* **EXERCISE OBJECTIVE**
Write an exact copy of the entries below that leaves out all pictures.
——
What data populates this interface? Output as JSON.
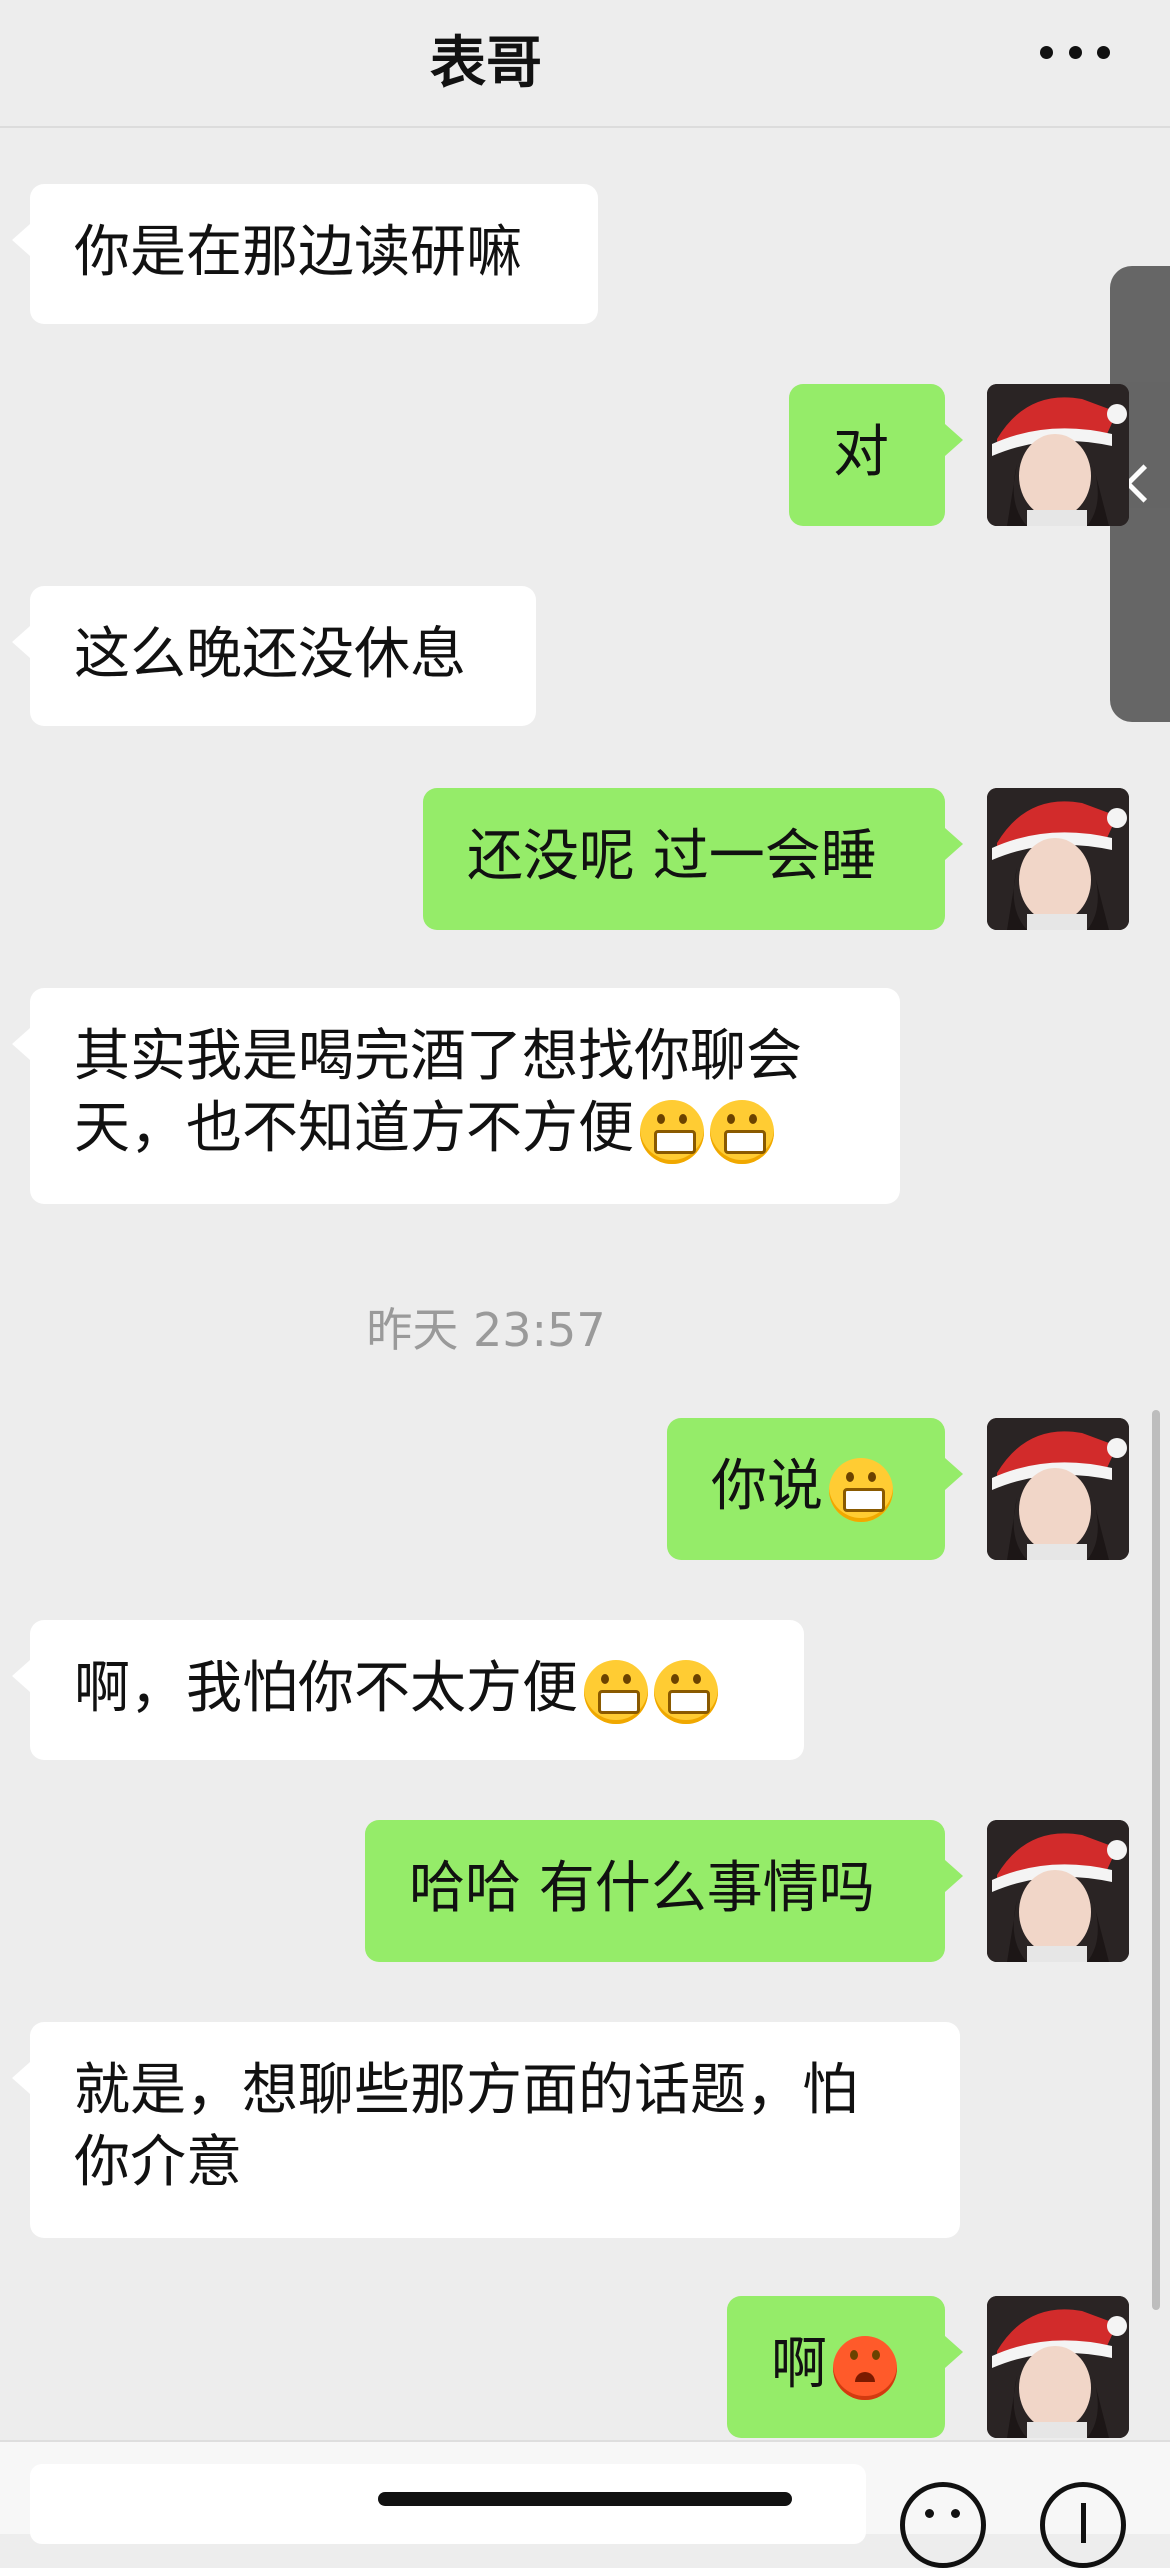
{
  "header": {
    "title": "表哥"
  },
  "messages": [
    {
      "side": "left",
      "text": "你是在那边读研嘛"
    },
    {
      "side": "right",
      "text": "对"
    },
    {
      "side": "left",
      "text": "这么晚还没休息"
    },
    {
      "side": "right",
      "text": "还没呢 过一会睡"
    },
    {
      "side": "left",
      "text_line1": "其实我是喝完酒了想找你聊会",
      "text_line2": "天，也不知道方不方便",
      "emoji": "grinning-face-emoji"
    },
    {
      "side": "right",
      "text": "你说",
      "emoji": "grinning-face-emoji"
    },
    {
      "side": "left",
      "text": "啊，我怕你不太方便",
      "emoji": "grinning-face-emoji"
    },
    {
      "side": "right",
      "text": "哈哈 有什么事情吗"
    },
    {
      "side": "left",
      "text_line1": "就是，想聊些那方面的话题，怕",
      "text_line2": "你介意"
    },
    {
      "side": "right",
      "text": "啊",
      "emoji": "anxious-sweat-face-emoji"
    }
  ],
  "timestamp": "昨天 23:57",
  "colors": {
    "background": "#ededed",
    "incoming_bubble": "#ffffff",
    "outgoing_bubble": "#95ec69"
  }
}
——
* **RESPONSE TO THIS EXERCISE**
What data populates this interface? Output as JSON.
{
  "header": {
    "title": "表哥"
  },
  "messages": [
    {
      "side": "left",
      "text": "你是在那边读研嘛"
    },
    {
      "side": "right",
      "text": "对"
    },
    {
      "side": "left",
      "text": "这么晚还没休息"
    },
    {
      "side": "right",
      "text": "还没呢 过一会睡"
    },
    {
      "side": "left",
      "text_line1": "其实我是喝完酒了想找你聊会",
      "text_line2": "天，也不知道方不方便",
      "emoji": "grinning-face-emoji"
    },
    {
      "side": "right",
      "text": "你说",
      "emoji": "grinning-face-emoji"
    },
    {
      "side": "left",
      "text": "啊，我怕你不太方便",
      "emoji": "grinning-face-emoji"
    },
    {
      "side": "right",
      "text": "哈哈 有什么事情吗"
    },
    {
      "side": "left",
      "text_line1": "就是，想聊些那方面的话题，怕",
      "text_line2": "你介意"
    },
    {
      "side": "right",
      "text": "啊",
      "emoji": "anxious-sweat-face-emoji"
    }
  ],
  "timestamp": "昨天 23:57",
  "colors": {
    "background": "#ededed",
    "incoming_bubble": "#ffffff",
    "outgoing_bubble": "#95ec69"
  }
}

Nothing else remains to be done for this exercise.